He's the only one that's worked on every album - he's lovely work with. I think it's good to keep that long term relationship. He's so easy to work with because he knows what I'm like. Occasionally I even ask him to use cymbals on a track now! He's been through that whole stage where I just couldn't handle cymbals or hi hats. Now that I'm actually using them again he can't cope.

I always found them something that we used too much. I felt they were leant on too much. It held the music down in such a specific way. They're very marked. Not using them is just a way of opening up the music, I think. I learnt a lot from it. It's always been, ``this is the drum kit, so let's use it.'' I always found that extraordinary. But I think now that I've taken that break from it, I see it very differently.

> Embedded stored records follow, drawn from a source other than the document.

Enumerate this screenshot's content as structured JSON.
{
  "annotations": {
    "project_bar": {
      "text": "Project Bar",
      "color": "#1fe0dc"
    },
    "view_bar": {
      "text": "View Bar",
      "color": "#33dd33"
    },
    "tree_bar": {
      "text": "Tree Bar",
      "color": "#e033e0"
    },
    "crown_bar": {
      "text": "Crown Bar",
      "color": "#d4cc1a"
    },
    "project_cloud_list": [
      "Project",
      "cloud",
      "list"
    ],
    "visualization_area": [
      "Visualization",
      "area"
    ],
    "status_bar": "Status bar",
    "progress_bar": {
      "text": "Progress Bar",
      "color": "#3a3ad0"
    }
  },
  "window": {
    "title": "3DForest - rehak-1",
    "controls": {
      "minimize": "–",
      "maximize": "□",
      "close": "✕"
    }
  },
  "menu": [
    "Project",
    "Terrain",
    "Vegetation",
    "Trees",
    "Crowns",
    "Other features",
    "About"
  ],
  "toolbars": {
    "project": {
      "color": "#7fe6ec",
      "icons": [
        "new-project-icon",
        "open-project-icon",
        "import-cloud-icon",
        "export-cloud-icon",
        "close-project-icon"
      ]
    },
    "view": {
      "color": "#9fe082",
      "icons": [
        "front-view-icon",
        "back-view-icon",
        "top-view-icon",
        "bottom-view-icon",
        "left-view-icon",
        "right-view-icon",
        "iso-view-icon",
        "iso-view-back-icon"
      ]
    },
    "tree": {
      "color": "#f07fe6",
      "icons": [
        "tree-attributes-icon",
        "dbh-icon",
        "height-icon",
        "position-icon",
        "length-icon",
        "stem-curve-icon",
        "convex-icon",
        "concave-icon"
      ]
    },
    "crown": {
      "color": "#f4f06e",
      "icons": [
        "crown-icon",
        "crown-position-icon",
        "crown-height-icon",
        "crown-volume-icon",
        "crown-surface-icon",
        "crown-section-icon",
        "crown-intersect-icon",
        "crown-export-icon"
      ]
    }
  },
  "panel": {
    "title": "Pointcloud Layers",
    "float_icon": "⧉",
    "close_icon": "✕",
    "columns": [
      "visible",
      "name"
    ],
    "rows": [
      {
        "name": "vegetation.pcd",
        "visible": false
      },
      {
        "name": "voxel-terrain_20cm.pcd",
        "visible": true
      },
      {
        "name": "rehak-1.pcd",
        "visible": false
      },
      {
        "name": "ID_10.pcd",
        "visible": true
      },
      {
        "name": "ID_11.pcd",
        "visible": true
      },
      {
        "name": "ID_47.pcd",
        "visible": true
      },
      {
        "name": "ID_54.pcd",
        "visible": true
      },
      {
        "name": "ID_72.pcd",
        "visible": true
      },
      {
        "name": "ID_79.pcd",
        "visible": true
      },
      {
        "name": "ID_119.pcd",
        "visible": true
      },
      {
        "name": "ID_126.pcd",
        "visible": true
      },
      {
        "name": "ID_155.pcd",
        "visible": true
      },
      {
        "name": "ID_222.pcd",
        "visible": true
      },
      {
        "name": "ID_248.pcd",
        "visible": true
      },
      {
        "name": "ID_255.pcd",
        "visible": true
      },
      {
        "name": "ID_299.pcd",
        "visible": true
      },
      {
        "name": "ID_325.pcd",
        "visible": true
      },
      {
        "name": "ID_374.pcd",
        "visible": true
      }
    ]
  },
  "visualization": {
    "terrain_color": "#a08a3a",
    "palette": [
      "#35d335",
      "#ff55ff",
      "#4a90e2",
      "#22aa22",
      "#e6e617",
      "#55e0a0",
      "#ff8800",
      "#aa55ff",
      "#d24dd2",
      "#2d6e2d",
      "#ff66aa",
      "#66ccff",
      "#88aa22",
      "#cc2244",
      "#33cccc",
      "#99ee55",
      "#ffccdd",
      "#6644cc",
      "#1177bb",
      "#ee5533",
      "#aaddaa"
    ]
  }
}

Even though both stuart and charlie get to contribute on most tracks, the sensual world features more programmed drums than earlier recordings.

We replace a lot, but there's a lot that's still there. We used the Fairlight for the drums this time, and because the quality was so much better we could keep them all. It's just the last album, with the Linn patterns, they had to be much more disguised because they sounded like a Linn machine. We had much more finished drum tracks to work with - that caused some problems. They were so good that I didn't want to get in and replace them at an early stage like on the last album. I had to be quite brutal and get drummers to just get in there and throw bits of the Fairlight away, just to give it different levels. On the next track, ``HeadsWe'reDancing", it was all based around the Fairlight pattern that Del did, which is the basis of the whole song. The only thing I think we replaced was the snare.

Why bother?

Because I think it gives it a human feel, even though he's got to stay in with the machine. There's still a certain amount of movement, and there's all this human energy. I even believe that the sounds a drummer makes can be part of the track - they all make sounds, sing along while they're playing, grunting... It puts air in there. It's nice to get someone else's input as well.

I like to use real musicians - it's so exciting. Machines are great but you can get such great feedback from people when they think they're working on something intimate. Things you'd never think of. Like Mick Karn's bass on ``HeadsWe'reDancing'' puts such a different feel to the song. I was really impressed with Mick - his energy. He's very distinctive - so many people admire him because he stays in that unorthodox area, he doesn't come into the commercial world - he just does his thing. (1989, International Musician)


Gaffaweb / Cloudbusting / Subjects / Rhythm Machines / Drums